⟨

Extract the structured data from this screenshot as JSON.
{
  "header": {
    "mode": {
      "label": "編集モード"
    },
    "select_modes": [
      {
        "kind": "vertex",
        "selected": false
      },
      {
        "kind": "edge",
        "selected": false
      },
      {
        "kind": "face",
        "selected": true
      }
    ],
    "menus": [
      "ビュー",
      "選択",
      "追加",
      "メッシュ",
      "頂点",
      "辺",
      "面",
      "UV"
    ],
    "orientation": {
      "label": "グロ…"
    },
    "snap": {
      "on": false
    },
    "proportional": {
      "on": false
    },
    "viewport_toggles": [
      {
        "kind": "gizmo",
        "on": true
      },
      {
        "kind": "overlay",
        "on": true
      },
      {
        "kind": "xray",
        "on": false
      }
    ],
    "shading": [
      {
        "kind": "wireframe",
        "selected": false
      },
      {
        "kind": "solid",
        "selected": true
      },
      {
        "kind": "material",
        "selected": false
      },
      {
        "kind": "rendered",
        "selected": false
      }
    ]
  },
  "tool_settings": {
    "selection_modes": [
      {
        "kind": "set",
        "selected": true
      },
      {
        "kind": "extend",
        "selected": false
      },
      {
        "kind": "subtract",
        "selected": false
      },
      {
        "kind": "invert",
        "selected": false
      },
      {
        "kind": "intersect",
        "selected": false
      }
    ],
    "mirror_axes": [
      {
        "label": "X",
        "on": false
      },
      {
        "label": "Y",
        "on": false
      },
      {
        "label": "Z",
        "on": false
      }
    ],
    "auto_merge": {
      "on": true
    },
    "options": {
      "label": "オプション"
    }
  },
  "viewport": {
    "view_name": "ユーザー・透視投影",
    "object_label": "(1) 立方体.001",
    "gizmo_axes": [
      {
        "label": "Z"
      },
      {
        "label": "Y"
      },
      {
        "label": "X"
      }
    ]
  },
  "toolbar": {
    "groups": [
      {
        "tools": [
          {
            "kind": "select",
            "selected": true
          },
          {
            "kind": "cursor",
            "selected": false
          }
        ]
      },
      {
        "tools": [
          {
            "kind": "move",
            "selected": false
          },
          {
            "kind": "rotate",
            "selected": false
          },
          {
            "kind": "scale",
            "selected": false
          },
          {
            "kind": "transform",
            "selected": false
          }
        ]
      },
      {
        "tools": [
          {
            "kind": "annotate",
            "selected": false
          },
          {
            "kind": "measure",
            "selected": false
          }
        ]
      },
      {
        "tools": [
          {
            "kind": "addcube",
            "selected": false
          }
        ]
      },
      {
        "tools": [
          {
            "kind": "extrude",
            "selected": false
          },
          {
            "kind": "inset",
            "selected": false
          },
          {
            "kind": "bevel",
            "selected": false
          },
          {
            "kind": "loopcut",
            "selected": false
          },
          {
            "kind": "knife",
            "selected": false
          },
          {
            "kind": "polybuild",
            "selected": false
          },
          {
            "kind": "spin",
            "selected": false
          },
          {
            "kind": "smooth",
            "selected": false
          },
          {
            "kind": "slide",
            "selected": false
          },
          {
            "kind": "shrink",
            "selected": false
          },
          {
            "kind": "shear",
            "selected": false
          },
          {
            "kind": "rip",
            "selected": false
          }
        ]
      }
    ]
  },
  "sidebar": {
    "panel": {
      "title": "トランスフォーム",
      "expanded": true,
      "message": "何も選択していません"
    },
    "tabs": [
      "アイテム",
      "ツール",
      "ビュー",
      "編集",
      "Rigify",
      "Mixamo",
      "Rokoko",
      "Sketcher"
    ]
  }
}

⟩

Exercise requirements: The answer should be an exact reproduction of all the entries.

Exercise answer:
Extract the structured data from this screenshot as JSON.
{
  "header": {
    "mode": {
      "label": "編集モード"
    },
    "select_modes": [
      {
        "kind": "vertex",
        "selected": false
      },
      {
        "kind": "edge",
        "selected": false
      },
      {
        "kind": "face",
        "selected": true
      }
    ],
    "menus": [
      "ビュー",
      "選択",
      "追加",
      "メッシュ",
      "頂点",
      "辺",
      "面",
      "UV"
    ],
    "orientation": {
      "label": "グロ…"
    },
    "snap": {
      "on": false
    },
    "proportional": {
      "on": false
    },
    "viewport_toggles": [
      {
        "kind": "gizmo",
        "on": true
      },
      {
        "kind": "overlay",
        "on": true
      },
      {
        "kind": "xray",
        "on": false
      }
    ],
    "shading": [
      {
        "kind": "wireframe",
        "selected": false
      },
      {
        "kind": "solid",
        "selected": true
      },
      {
        "kind": "material",
        "selected": false
      },
      {
        "kind": "rendered",
        "selected": false
      }
    ]
  },
  "tool_settings": {
    "selection_modes": [
      {
        "kind": "set",
        "selected": true
      },
      {
        "kind": "extend",
        "selected": false
      },
      {
        "kind": "subtract",
        "selected": false
      },
      {
        "kind": "invert",
        "selected": false
      },
      {
        "kind": "intersect",
        "selected": false
      }
    ],
    "mirror_axes": [
      {
        "label": "X",
        "on": false
      },
      {
        "label": "Y",
        "on": false
      },
      {
        "label": "Z",
        "on": false
      }
    ],
    "auto_merge": {
      "on": true
    },
    "options": {
      "label": "オプション"
    }
  },
  "viewport": {
    "view_name": "ユーザー・透視投影",
    "object_label": "(1) 立方体.001",
    "gizmo_axes": [
      {
        "label": "Z"
      },
      {
        "label": "Y"
      },
      {
        "label": "X"
      }
    ]
  },
  "toolbar": {
    "groups": [
      {
        "tools": [
          {
            "kind": "select",
            "selected": true
          },
          {
            "kind": "cursor",
            "selected": false
          }
        ]
      },
      {
        "tools": [
          {
            "kind": "move",
            "selected": false
          },
          {
            "kind": "rotate",
            "selected": false
          },
          {
            "kind": "scale",
            "selected": false
          },
          {
            "kind": "transform",
            "selected": false
          }
        ]
      },
      {
        "tools": [
          {
            "kind": "annotate",
            "selected": false
          },
          {
            "kind": "measure",
            "selected": false
          }
        ]
      },
      {
        "tools": [
          {
            "kind": "addcube",
            "selected": false
          }
        ]
      },
      {
        "tools": [
          {
            "kind": "extrude",
            "selected": false
          },
          {
            "kind": "inset",
            "selected": false
          },
          {
            "kind": "bevel",
            "selected": false
          },
          {
            "kind": "loopcut",
            "selected": false
          },
          {
            "kind": "knife",
            "selected": false
          },
          {
            "kind": "polybuild",
            "selected": false
          },
          {
            "kind": "spin",
            "selected": false
          },
          {
            "kind": "smooth",
            "selected": false
          },
          {
            "kind": "slide",
            "selected": false
          },
          {
            "kind": "shrink",
            "selected": false
          },
          {
            "kind": "shear",
            "selected": false
          },
          {
            "kind": "rip",
            "selected": false
          }
        ]
      }
    ]
  },
  "sidebar": {
    "panel": {
      "title": "トランスフォーム",
      "expanded": true,
      "message": "何も選択していません"
    },
    "tabs": [
      "アイテム",
      "ツール",
      "ビュー",
      "編集",
      "Rigify",
      "Mixamo",
      "Rokoko",
      "Sketcher"
    ]
  }
}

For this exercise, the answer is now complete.